• [WORK REQUEST]
Take each line from the entries that holds "chevron" and copy it out.

• [DATASET RECORDS]
[Start of section]
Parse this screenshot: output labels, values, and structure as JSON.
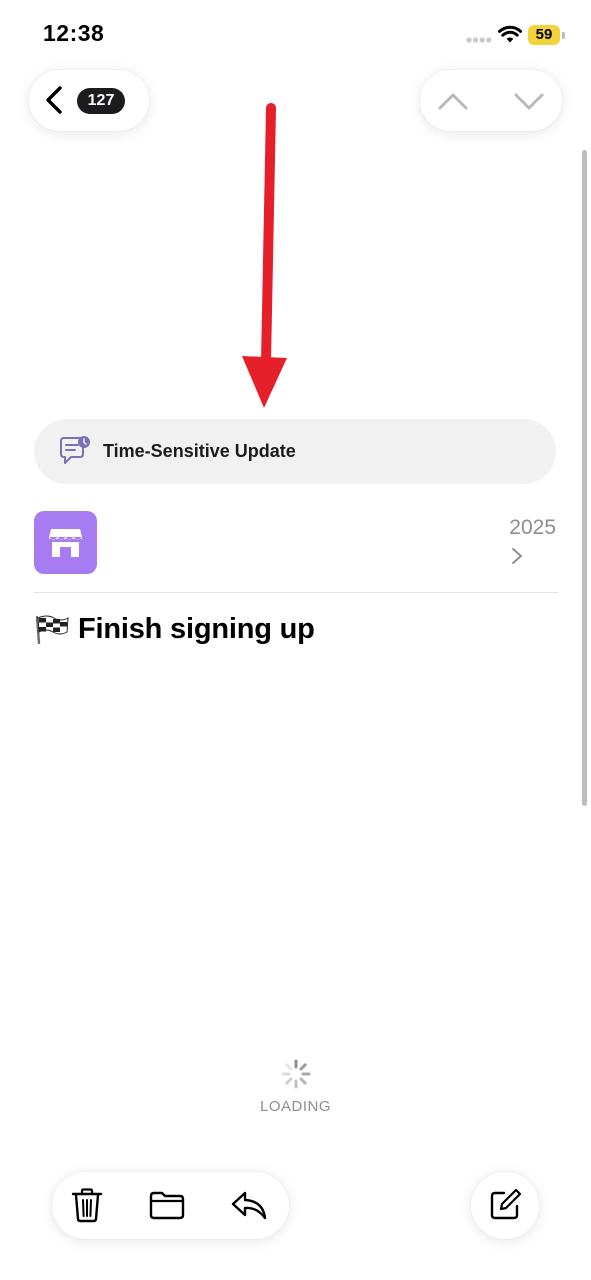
{
  "status_bar": {
    "time": "12:38",
    "battery": "59",
    "icons": [
      "signal-dots-icon",
      "wifi-icon",
      "battery-icon"
    ]
  },
  "navigation": {
    "back_icon": "chevron-left-icon",
    "message_count": "127",
    "up_icon": "chevron-up-icon",
    "down_icon": "chevron-down-icon"
  },
  "annotation": {
    "arrow_color": "#e5202a",
    "icon": "red-arrow-down-icon"
  },
  "banner": {
    "icon": "time-sensitive-message-icon",
    "label": "Time-Sensitive Update",
    "background": "#f1f1f2"
  },
  "message": {
    "sender_avatar_icon": "storefront-icon",
    "avatar_color": "#a77bf2",
    "date": "2025",
    "detail_icon": "chevron-right-icon",
    "subject_emoji_icon": "checkered-flag-icon",
    "subject": "Finish signing up"
  },
  "loading": {
    "icon": "spinner-icon",
    "label": "LOADING"
  },
  "toolbar": {
    "trash_icon": "trash-icon",
    "folder_icon": "folder-icon",
    "reply_icon": "reply-icon",
    "compose_icon": "compose-icon"
  }
}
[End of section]
• [RESPONSE TO THE TASK]
    "back_icon": "chevron-left-icon",
    "up_icon": "chevron-up-icon",
    "down_icon": "chevron-down-icon"
    "detail_icon": "chevron-right-icon",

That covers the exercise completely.